The Cons of MASS TOURISM
Mass tourism is the term used for a destination which has large amounts of visitors/tourists at one time. There are two categories of traveler in the world – the first one is the independent travel planner who likes to do things alone while the second one is the happy-go-lucky type who prefers that the whole travel arrangement be done for them.
Tactlessly, the second type is the root cause of all kinds of complications. Travel agencies offering wide arrays of tour packages are very rampant these days, and while there is no doubt that a package deal a have strong appeal to the general public, this also leads to mass tourism.
Huge numbers of people plunging on a few specific places on the globe unsurprisingly wear down, if we are not cautious.
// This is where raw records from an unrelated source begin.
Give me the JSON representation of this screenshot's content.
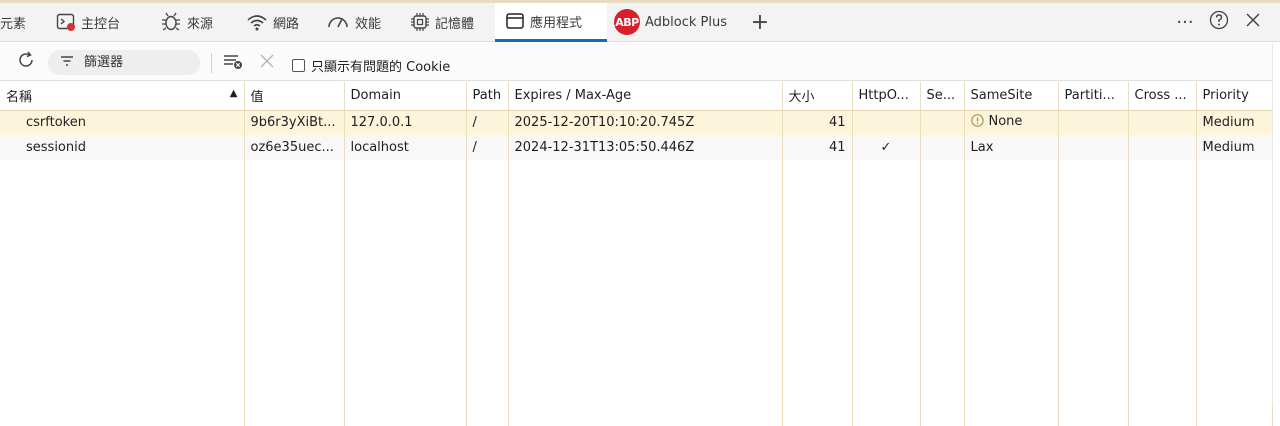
{
  "tabs": [
    {
      "label": "元素",
      "icon": "elements-icon"
    },
    {
      "label": "主控台",
      "icon": "console-icon"
    },
    {
      "label": "來源",
      "icon": "bug-icon"
    },
    {
      "label": "網路",
      "icon": "wifi-icon"
    },
    {
      "label": "效能",
      "icon": "performance-icon"
    },
    {
      "label": "記憶體",
      "icon": "memory-chip-icon"
    },
    {
      "label": "應用程式",
      "icon": "application-window-icon"
    },
    {
      "label": "Adblock Plus",
      "icon": "abp-icon",
      "badge": "ABP"
    }
  ],
  "active_tab": "應用程式",
  "toolbar": {
    "filter_placeholder": "篩選器",
    "issues_only_label": "只顯示有問題的 Cookie"
  },
  "table": {
    "columns": [
      "名稱",
      "值",
      "Domain",
      "Path",
      "Expires / Max-Age",
      "大小",
      "HttpO...",
      "Se...",
      "SameSite",
      "Partiti...",
      "Cross ...",
      "Priority"
    ],
    "rows": [
      {
        "name": "csrftoken",
        "value": "9b6r3yXiBt...",
        "domain": "127.0.0.1",
        "path": "/",
        "expires": "2025-12-20T10:10:20.745Z",
        "size": "41",
        "httponly": "",
        "secure": "",
        "samesite": "None",
        "partition": "",
        "cross": "",
        "priority": "Medium"
      },
      {
        "name": "sessionid",
        "value": "oz6e35uec...",
        "domain": "localhost",
        "path": "/",
        "expires": "2024-12-31T13:05:50.446Z",
        "size": "41",
        "httponly": "✓",
        "secure": "",
        "samesite": "Lax",
        "partition": "",
        "cross": "",
        "priority": "Medium"
      }
    ]
  },
  "colors": {
    "accent": "#0f6cbd",
    "abp_red": "#d8202b",
    "row_highlight": "#fcf5dc"
  }
}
Mass tourism can be a massive stress on local natural wealth and resources such as landscapes.
The local people in mass tourism destinations are often forlornly ignored and at times sternly negatively impacted by the utter numbers and demands placed on them and the natural resources of their place.
Evidently, there is a massive economic advantage as we all know, tourism is big business. But if you give regard about the dwellers of the place you are visiting, then you should take into consideration an eco-option, wherein one takes into account the welfare of locals and makes unbiased and sustainable business.
In addition to this, why should you put up with multitudes? Why sit on an overcrowded beach like a cookie in a jar or push your way through busy throngs in a hotel or mall?
Are you one of those few who return to the same mass tourism locations for a package holiday year after year because of cheap cost and convenience? It is unhealthy to be wedged in a groove so perhaps it is time to consider doing something a little different, something you haven’t tried or gone to before.
I believe that mass tourism is a sign that many people are stuck in a collective pothole. We need to cultivate the idea of mindful travel and start to envision an enhanced alternative.
It will first and foremost entail hosts to wake up and see their world in a different way – not as a source to be ill-used, but as a revered abode to be protected and renowned for its exceptionality.
It is also imperative they initiate to view their patrons not as sheer components of consumption, but as guests in quest of being transformed and mended.
Our cognizant substitute is about a trifling volume, overcrowding, stress, obliteration and damage, and about stressing more significance, tenacity, worth, harmony and self-actualization. In short, not more but better.